66. Premature investments

If a large quantity of funds and efforts are put towards a project prematurely, such as electric cars or Artificial Intelligence, and it does not bear fruit, it can put a field on ice for a matter of decades, even after it becomes economically feasible. If people were informed in 1900 that nuclear weapons would be developed in 1941, and would threaten the safety of the world by the 1950s, they would likely spend tens or hundreds of millions building bomb shelters, trying to develop quick flying machines, anti-aircraft batteries, or aerospace technology to ameliorate the anticipated strategic risk. In all likelihood, this would cause expenditure fatigue, so that by the time nuclear weapons were actually developed, there would be a reluctance to invest in dealing with them that there would not have otherwise been.

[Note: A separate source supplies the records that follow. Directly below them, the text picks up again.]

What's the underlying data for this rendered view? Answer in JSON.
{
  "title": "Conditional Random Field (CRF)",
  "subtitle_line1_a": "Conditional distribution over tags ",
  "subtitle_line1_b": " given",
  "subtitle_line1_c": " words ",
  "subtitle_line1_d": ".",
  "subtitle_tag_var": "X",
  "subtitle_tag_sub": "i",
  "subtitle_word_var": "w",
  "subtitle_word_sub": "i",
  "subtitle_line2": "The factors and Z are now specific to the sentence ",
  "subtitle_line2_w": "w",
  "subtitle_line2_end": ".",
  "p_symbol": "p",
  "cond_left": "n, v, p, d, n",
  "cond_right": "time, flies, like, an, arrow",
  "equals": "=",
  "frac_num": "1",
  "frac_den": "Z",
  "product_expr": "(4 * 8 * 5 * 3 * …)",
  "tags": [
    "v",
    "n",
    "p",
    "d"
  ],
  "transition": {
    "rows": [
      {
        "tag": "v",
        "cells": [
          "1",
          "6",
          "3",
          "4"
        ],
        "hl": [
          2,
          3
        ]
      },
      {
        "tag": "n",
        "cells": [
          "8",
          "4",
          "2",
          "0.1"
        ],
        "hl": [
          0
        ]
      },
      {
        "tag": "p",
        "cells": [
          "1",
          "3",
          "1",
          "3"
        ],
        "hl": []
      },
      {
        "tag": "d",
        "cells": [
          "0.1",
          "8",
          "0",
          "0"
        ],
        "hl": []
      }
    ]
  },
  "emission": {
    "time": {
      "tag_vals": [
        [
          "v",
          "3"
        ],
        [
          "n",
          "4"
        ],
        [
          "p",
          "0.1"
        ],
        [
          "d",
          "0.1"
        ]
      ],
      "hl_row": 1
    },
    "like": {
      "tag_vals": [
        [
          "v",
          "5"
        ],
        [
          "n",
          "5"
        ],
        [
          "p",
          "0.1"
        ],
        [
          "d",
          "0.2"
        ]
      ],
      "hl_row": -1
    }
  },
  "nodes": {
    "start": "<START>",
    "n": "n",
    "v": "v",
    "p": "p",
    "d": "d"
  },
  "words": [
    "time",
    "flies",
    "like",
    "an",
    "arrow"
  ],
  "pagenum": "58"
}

Humans, and humanity, do not have the greatest attention span or planning capability, even when the world hangs in the balance. We need quick results and gratification to move forward on projects. According to some recently released information, in the 80s, the USSR got wind of an unmanned aerial vehicle, or drone, built by the United States, and spent a great deal of money and military research trying to come up with their own version, to no avail48. As a result of that program, by the time drones actually became cheaper and reliable, in the 00s, Russian military leaders were already exhausted with the idea, and lagged behind in their development accordingly. Timing can make a crucial psychological and economic difference which makes the difference between success and failure for a given technology or safeguard.